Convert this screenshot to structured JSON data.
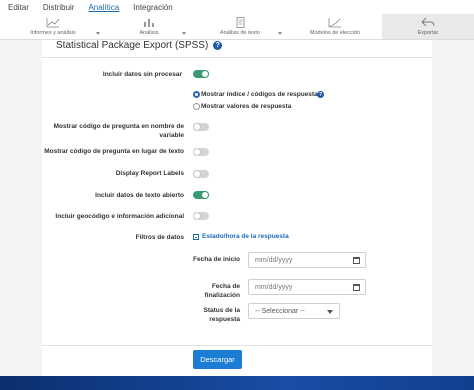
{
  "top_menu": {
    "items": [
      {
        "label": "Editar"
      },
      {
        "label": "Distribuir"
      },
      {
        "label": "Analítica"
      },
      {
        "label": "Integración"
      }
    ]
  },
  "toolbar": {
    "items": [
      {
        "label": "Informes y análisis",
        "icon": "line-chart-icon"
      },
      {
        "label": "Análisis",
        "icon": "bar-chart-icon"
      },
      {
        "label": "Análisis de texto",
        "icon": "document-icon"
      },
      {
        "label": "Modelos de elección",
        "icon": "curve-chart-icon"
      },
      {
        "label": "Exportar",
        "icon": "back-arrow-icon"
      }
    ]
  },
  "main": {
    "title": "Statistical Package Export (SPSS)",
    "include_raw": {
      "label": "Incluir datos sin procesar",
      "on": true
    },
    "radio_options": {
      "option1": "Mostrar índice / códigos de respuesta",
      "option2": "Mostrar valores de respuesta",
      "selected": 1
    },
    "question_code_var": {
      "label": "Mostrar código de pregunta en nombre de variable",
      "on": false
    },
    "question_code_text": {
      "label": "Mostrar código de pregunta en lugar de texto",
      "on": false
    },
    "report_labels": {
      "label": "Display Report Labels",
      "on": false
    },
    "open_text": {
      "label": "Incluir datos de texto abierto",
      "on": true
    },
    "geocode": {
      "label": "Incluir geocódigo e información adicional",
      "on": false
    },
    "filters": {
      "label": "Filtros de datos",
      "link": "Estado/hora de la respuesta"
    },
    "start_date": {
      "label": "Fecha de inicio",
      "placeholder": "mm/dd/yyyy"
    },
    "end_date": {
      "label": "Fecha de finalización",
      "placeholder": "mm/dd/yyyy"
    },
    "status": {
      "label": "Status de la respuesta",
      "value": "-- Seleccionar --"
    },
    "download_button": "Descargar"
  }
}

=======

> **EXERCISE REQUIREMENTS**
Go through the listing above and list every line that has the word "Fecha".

> **ANSWER SPACE**
      "label": "Fecha de inicio",
      "label": "Fecha de finalización",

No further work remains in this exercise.